Davis returned to the United States with a greater sense of listening to the invisible. “At some point, you’ve got to let go and get ego out of the way,” he said. “I had to trust it was going to work out. I now trust my instincts more and the sense that, with the right intentions, you’ll be provided for.”

Finding purpose

In addition to the 24 photographs that make up “India’s Kumbh Mela,” Davis and cinematographer Tank created an 11-minute short documentary, “Cloth Paper Dreams,” from their experience. That film looks at three men who come to the festival for different reasons: a pilgrim named Mohan Baba, who gives up all and comes in faith; Andre Eichman, who brings his late father’s ashes to the Ganges out of devotion; and Davis, who finds purpose.

The photographer will show “Cloth Paper Dreams” as part of the July 28 opening reception. That event will feature a meal of Indian dishes, live sitar and tabla playing, and a dance interpretation of the Kumbh Mela’s three rivers by a troupe from the Austin Dance India. Tickets are on sale for the reception, available through the Art Center of Waco and online at

Davis continues to travel the world for his photography, with trips to Peru and Kenya this year. He’s listening for what’s next. “I’m sure I’ll be off to some grand adventure in January,” he laughed.


“India’s Kumbh Mela”

Photography by Greg Davis

When, where: Aug. 4 to Sept. 3 at Art Center of Waco, 1300 College Drive.
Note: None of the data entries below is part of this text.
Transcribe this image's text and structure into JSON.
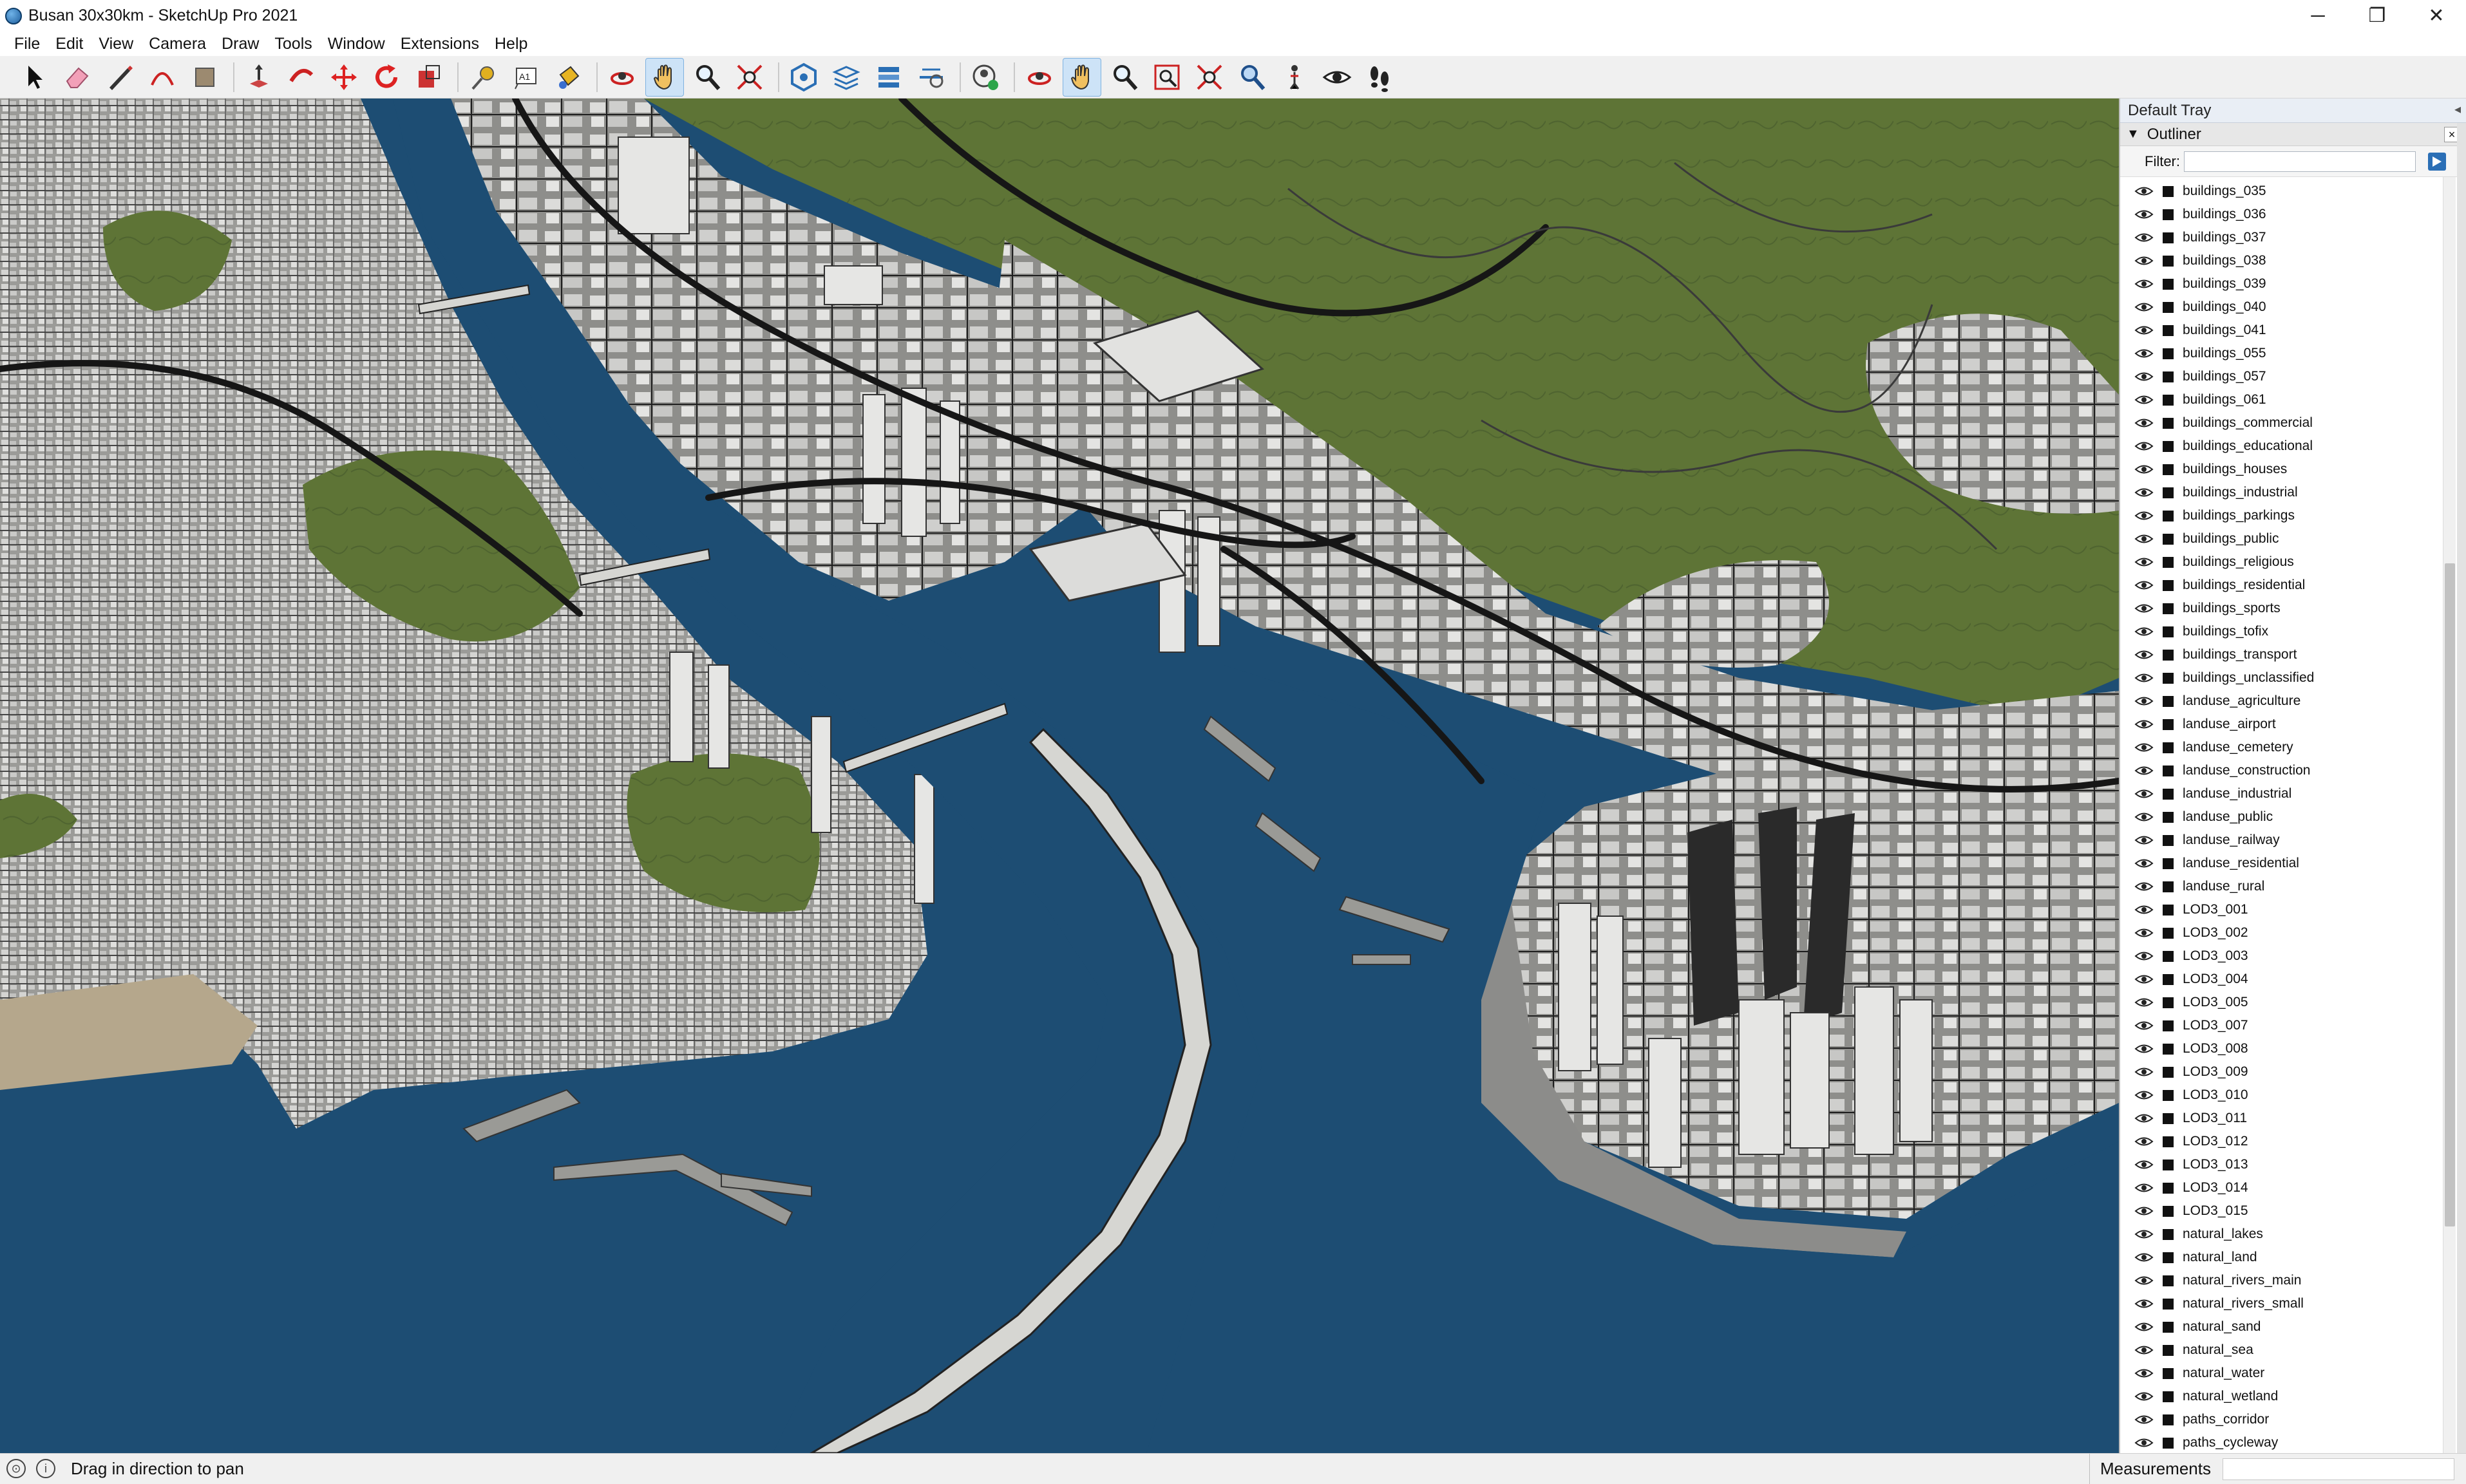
{
  "window": {
    "title": "Busan 30x30km - SketchUp Pro 2021",
    "minimize": "─",
    "maximize": "❐",
    "close": "✕"
  },
  "menu": [
    "File",
    "Edit",
    "View",
    "Camera",
    "Draw",
    "Tools",
    "Window",
    "Extensions",
    "Help"
  ],
  "toolbar": {
    "tools": [
      "select-tool",
      "eraser-tool",
      "line-tool",
      "arc-tool",
      "paint-bucket-tool",
      "push-pull-tool",
      "follow-me-tool",
      "move-tool",
      "rotate-tool",
      "scale-tool",
      "tape-measure-tool",
      "text-tool",
      "paint-tool",
      "orbit-tool",
      "pan-tool",
      "zoom-tool",
      "zoom-extents-tool",
      "sandbox-tool",
      "layers-tool",
      "section-tool",
      "styles-tool",
      "account-tool",
      "orbit-tool-2",
      "pan-tool-2",
      "zoom-tool-2",
      "zoom-window-tool",
      "zoom-extents-tool-2",
      "previous-view-tool",
      "position-camera-tool",
      "look-around-tool",
      "walk-tool"
    ],
    "active": "pan-tool",
    "text_tool_label": "A1"
  },
  "tray": {
    "title": "Default Tray",
    "outliner": {
      "title": "Outliner",
      "filter_label": "Filter:",
      "filter_value": "",
      "items": [
        "buildings_035",
        "buildings_036",
        "buildings_037",
        "buildings_038",
        "buildings_039",
        "buildings_040",
        "buildings_041",
        "buildings_055",
        "buildings_057",
        "buildings_061",
        "buildings_commercial",
        "buildings_educational",
        "buildings_houses",
        "buildings_industrial",
        "buildings_parkings",
        "buildings_public",
        "buildings_religious",
        "buildings_residential",
        "buildings_sports",
        "buildings_tofix",
        "buildings_transport",
        "buildings_unclassified",
        "landuse_agriculture",
        "landuse_airport",
        "landuse_cemetery",
        "landuse_construction",
        "landuse_industrial",
        "landuse_public",
        "landuse_railway",
        "landuse_residential",
        "landuse_rural",
        "LOD3_001",
        "LOD3_002",
        "LOD3_003",
        "LOD3_004",
        "LOD3_005",
        "LOD3_007",
        "LOD3_008",
        "LOD3_009",
        "LOD3_010",
        "LOD3_011",
        "LOD3_012",
        "LOD3_013",
        "LOD3_014",
        "LOD3_015",
        "natural_lakes",
        "natural_land",
        "natural_rivers_main",
        "natural_rivers_small",
        "natural_sand",
        "natural_sea",
        "natural_water",
        "natural_wetland",
        "paths_corridor",
        "paths_cycleway"
      ]
    }
  },
  "status": {
    "hint": "Drag in direction to pan",
    "measurements_label": "Measurements",
    "measurements_value": ""
  },
  "colors": {
    "water": "#1d4d73",
    "greenery": "#5e7436",
    "urban": "#8c8c8a",
    "building": "#d9d9d9",
    "road": "#1a1a1a",
    "active_tool": "#cde3f7"
  }
}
Opening reception, 6:30 to 9 p.m. July 28, Baylor Club at McLane Stadium.

Admission: Opening reception tickets are $85, available online at and at the door. Free admission to Art Center of Waco exhibit.